● **Entries from a dataset of interfaces**
((

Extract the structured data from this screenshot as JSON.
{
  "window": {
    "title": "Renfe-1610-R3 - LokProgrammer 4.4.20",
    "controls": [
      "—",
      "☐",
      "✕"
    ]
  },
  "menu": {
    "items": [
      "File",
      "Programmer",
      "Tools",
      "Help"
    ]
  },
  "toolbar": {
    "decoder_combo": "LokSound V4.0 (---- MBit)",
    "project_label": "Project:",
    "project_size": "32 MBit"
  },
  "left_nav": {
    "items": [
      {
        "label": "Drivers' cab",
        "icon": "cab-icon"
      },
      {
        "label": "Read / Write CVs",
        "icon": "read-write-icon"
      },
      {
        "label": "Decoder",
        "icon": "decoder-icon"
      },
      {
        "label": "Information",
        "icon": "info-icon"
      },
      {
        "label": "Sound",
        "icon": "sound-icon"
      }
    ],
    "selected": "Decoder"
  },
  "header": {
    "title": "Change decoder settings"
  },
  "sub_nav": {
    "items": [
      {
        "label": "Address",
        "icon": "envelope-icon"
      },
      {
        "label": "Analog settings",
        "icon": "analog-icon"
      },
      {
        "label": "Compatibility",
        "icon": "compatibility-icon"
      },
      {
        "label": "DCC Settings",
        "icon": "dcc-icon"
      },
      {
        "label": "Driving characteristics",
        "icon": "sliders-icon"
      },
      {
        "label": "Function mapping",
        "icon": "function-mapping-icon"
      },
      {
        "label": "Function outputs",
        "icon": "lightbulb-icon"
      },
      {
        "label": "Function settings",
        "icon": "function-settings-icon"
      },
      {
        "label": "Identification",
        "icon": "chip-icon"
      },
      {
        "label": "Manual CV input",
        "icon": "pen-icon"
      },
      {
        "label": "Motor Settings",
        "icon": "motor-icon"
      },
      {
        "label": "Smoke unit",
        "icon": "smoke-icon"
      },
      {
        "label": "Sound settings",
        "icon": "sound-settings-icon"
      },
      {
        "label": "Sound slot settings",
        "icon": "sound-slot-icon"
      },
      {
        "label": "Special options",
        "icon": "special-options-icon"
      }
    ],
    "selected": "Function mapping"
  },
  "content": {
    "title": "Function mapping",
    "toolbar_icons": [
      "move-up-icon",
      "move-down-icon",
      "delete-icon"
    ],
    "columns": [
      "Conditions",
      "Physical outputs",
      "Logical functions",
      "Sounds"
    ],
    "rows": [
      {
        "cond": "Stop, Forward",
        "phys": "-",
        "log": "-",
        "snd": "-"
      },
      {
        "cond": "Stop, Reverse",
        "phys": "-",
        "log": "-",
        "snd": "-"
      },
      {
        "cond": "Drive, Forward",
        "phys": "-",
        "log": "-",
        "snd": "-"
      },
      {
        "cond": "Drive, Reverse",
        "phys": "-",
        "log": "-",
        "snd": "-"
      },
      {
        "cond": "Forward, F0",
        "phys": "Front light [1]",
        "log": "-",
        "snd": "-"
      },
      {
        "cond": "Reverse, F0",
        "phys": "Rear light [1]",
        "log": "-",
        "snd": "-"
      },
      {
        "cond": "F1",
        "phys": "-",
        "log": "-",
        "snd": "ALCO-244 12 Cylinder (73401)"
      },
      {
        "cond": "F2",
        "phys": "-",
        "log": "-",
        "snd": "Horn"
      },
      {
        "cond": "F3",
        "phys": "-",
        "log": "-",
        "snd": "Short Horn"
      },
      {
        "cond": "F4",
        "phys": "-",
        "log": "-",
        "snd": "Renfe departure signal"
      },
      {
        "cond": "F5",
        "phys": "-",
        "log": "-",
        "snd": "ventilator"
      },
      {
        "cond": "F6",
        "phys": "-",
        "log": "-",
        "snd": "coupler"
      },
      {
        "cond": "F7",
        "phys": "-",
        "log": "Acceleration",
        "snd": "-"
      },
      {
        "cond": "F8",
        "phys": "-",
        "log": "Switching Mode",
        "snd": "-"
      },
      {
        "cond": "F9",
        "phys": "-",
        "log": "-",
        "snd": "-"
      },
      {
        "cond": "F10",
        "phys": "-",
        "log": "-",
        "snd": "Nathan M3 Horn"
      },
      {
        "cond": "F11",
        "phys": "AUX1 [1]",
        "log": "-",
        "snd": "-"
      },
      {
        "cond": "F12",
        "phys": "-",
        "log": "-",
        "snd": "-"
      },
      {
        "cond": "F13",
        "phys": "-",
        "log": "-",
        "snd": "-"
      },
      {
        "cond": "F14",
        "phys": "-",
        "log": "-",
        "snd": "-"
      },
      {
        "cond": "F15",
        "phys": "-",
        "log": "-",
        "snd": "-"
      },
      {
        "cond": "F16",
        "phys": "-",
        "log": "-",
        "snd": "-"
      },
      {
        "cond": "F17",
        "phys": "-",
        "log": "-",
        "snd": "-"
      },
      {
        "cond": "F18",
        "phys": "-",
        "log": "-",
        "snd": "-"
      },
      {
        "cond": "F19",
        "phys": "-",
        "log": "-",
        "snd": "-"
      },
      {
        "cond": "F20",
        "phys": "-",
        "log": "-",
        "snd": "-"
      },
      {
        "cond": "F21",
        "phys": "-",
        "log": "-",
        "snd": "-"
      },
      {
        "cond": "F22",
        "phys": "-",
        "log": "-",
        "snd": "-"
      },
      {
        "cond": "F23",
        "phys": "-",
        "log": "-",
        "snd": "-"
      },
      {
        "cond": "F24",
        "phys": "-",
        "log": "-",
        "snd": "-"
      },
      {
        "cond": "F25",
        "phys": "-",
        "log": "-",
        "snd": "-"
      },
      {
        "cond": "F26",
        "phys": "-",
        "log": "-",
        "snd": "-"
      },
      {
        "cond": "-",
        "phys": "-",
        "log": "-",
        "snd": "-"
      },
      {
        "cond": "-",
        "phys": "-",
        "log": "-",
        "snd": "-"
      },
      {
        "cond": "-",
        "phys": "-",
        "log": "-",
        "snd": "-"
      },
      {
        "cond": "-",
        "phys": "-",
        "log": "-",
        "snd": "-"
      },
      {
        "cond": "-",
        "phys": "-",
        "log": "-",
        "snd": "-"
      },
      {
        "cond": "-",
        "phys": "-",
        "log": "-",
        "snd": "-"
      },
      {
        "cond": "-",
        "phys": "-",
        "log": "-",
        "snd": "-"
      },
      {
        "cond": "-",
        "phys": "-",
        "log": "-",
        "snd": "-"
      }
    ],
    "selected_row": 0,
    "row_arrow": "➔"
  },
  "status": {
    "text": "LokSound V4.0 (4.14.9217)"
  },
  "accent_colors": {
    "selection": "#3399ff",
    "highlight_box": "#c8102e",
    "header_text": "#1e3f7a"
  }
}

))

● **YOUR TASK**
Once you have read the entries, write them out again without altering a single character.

● **ANSWER BELOW**
Extract the structured data from this screenshot as JSON.
{
  "window": {
    "title": "Renfe-1610-R3 - LokProgrammer 4.4.20",
    "controls": [
      "—",
      "☐",
      "✕"
    ]
  },
  "menu": {
    "items": [
      "File",
      "Programmer",
      "Tools",
      "Help"
    ]
  },
  "toolbar": {
    "decoder_combo": "LokSound V4.0 (---- MBit)",
    "project_label": "Project:",
    "project_size": "32 MBit"
  },
  "left_nav": {
    "items": [
      {
        "label": "Drivers' cab",
        "icon": "cab-icon"
      },
      {
        "label": "Read / Write CVs",
        "icon": "read-write-icon"
      },
      {
        "label": "Decoder",
        "icon": "decoder-icon"
      },
      {
        "label": "Information",
        "icon": "info-icon"
      },
      {
        "label": "Sound",
        "icon": "sound-icon"
      }
    ],
    "selected": "Decoder"
  },
  "header": {
    "title": "Change decoder settings"
  },
  "sub_nav": {
    "items": [
      {
        "label": "Address",
        "icon": "envelope-icon"
      },
      {
        "label": "Analog settings",
        "icon": "analog-icon"
      },
      {
        "label": "Compatibility",
        "icon": "compatibility-icon"
      },
      {
        "label": "DCC Settings",
        "icon": "dcc-icon"
      },
      {
        "label": "Driving characteristics",
        "icon": "sliders-icon"
      },
      {
        "label": "Function mapping",
        "icon": "function-mapping-icon"
      },
      {
        "label": "Function outputs",
        "icon": "lightbulb-icon"
      },
      {
        "label": "Function settings",
        "icon": "function-settings-icon"
      },
      {
        "label": "Identification",
        "icon": "chip-icon"
      },
      {
        "label": "Manual CV input",
        "icon": "pen-icon"
      },
      {
        "label": "Motor Settings",
        "icon": "motor-icon"
      },
      {
        "label": "Smoke unit",
        "icon": "smoke-icon"
      },
      {
        "label": "Sound settings",
        "icon": "sound-settings-icon"
      },
      {
        "label": "Sound slot settings",
        "icon": "sound-slot-icon"
      },
      {
        "label": "Special options",
        "icon": "special-options-icon"
      }
    ],
    "selected": "Function mapping"
  },
  "content": {
    "title": "Function mapping",
    "toolbar_icons": [
      "move-up-icon",
      "move-down-icon",
      "delete-icon"
    ],
    "columns": [
      "Conditions",
      "Physical outputs",
      "Logical functions",
      "Sounds"
    ],
    "rows": [
      {
        "cond": "Stop, Forward",
        "phys": "-",
        "log": "-",
        "snd": "-"
      },
      {
        "cond": "Stop, Reverse",
        "phys": "-",
        "log": "-",
        "snd": "-"
      },
      {
        "cond": "Drive, Forward",
        "phys": "-",
        "log": "-",
        "snd": "-"
      },
      {
        "cond": "Drive, Reverse",
        "phys": "-",
        "log": "-",
        "snd": "-"
      },
      {
        "cond": "Forward, F0",
        "phys": "Front light [1]",
        "log": "-",
        "snd": "-"
      },
      {
        "cond": "Reverse, F0",
        "phys": "Rear light [1]",
        "log": "-",
        "snd": "-"
      },
      {
        "cond": "F1",
        "phys": "-",
        "log": "-",
        "snd": "ALCO-244 12 Cylinder (73401)"
      },
      {
        "cond": "F2",
        "phys": "-",
        "log": "-",
        "snd": "Horn"
      },
      {
        "cond": "F3",
        "phys": "-",
        "log": "-",
        "snd": "Short Horn"
      },
      {
        "cond": "F4",
        "phys": "-",
        "log": "-",
        "snd": "Renfe departure signal"
      },
      {
        "cond": "F5",
        "phys": "-",
        "log": "-",
        "snd": "ventilator"
      },
      {
        "cond": "F6",
        "phys": "-",
        "log": "-",
        "snd": "coupler"
      },
      {
        "cond": "F7",
        "phys": "-",
        "log": "Acceleration",
        "snd": "-"
      },
      {
        "cond": "F8",
        "phys": "-",
        "log": "Switching Mode",
        "snd": "-"
      },
      {
        "cond": "F9",
        "phys": "-",
        "log": "-",
        "snd": "-"
      },
      {
        "cond": "F10",
        "phys": "-",
        "log": "-",
        "snd": "Nathan M3 Horn"
      },
      {
        "cond": "F11",
        "phys": "AUX1 [1]",
        "log": "-",
        "snd": "-"
      },
      {
        "cond": "F12",
        "phys": "-",
        "log": "-",
        "snd": "-"
      },
      {
        "cond": "F13",
        "phys": "-",
        "log": "-",
        "snd": "-"
      },
      {
        "cond": "F14",
        "phys": "-",
        "log": "-",
        "snd": "-"
      },
      {
        "cond": "F15",
        "phys": "-",
        "log": "-",
        "snd": "-"
      },
      {
        "cond": "F16",
        "phys": "-",
        "log": "-",
        "snd": "-"
      },
      {
        "cond": "F17",
        "phys": "-",
        "log": "-",
        "snd": "-"
      },
      {
        "cond": "F18",
        "phys": "-",
        "log": "-",
        "snd": "-"
      },
      {
        "cond": "F19",
        "phys": "-",
        "log": "-",
        "snd": "-"
      },
      {
        "cond": "F20",
        "phys": "-",
        "log": "-",
        "snd": "-"
      },
      {
        "cond": "F21",
        "phys": "-",
        "log": "-",
        "snd": "-"
      },
      {
        "cond": "F22",
        "phys": "-",
        "log": "-",
        "snd": "-"
      },
      {
        "cond": "F23",
        "phys": "-",
        "log": "-",
        "snd": "-"
      },
      {
        "cond": "F24",
        "phys": "-",
        "log": "-",
        "snd": "-"
      },
      {
        "cond": "F25",
        "phys": "-",
        "log": "-",
        "snd": "-"
      },
      {
        "cond": "F26",
        "phys": "-",
        "log": "-",
        "snd": "-"
      },
      {
        "cond": "-",
        "phys": "-",
        "log": "-",
        "snd": "-"
      },
      {
        "cond": "-",
        "phys": "-",
        "log": "-",
        "snd": "-"
      },
      {
        "cond": "-",
        "phys": "-",
        "log": "-",
        "snd": "-"
      },
      {
        "cond": "-",
        "phys": "-",
        "log": "-",
        "snd": "-"
      },
      {
        "cond": "-",
        "phys": "-",
        "log": "-",
        "snd": "-"
      },
      {
        "cond": "-",
        "phys": "-",
        "log": "-",
        "snd": "-"
      },
      {
        "cond": "-",
        "phys": "-",
        "log": "-",
        "snd": "-"
      },
      {
        "cond": "-",
        "phys": "-",
        "log": "-",
        "snd": "-"
      }
    ],
    "selected_row": 0,
    "row_arrow": "➔"
  },
  "status": {
    "text": "LokSound V4.0 (4.14.9217)"
  },
  "accent_colors": {
    "selection": "#3399ff",
    "highlight_box": "#c8102e",
    "header_text": "#1e3f7a"
  }
}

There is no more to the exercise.